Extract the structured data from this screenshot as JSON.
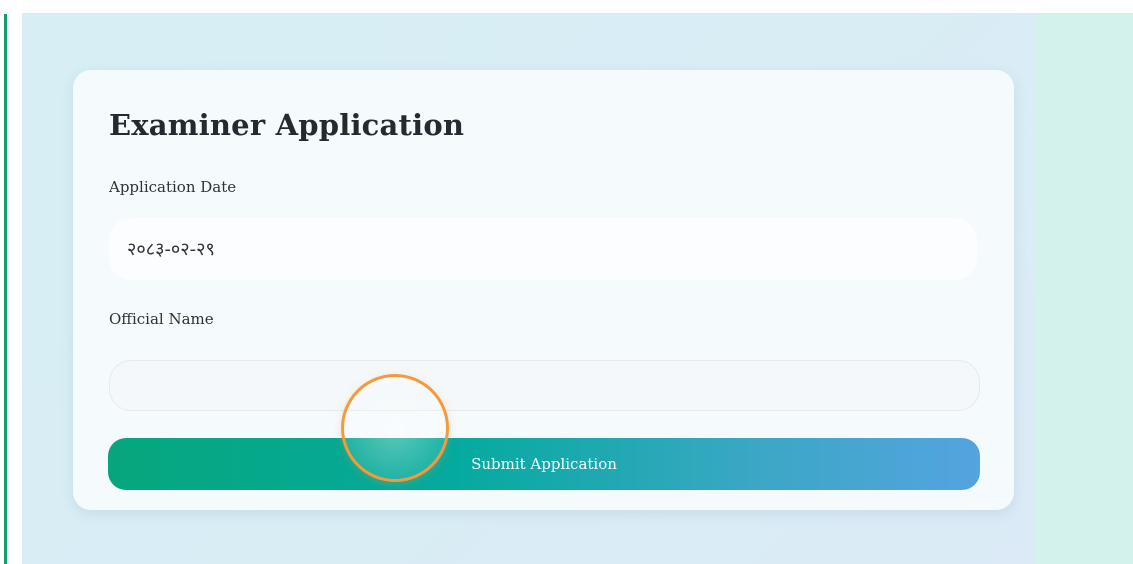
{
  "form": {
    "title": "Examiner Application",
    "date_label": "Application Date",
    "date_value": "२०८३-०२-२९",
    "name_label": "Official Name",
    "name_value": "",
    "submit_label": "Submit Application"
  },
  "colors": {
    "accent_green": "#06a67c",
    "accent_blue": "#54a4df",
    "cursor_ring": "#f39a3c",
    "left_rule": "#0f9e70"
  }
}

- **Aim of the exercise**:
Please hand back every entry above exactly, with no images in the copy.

- **Response to the exercise**:
Extract the structured data from this screenshot as JSON.
{
  "form": {
    "title": "Examiner Application",
    "date_label": "Application Date",
    "date_value": "२०८३-०२-२९",
    "name_label": "Official Name",
    "name_value": "",
    "submit_label": "Submit Application"
  },
  "colors": {
    "accent_green": "#06a67c",
    "accent_blue": "#54a4df",
    "cursor_ring": "#f39a3c",
    "left_rule": "#0f9e70"
  }
}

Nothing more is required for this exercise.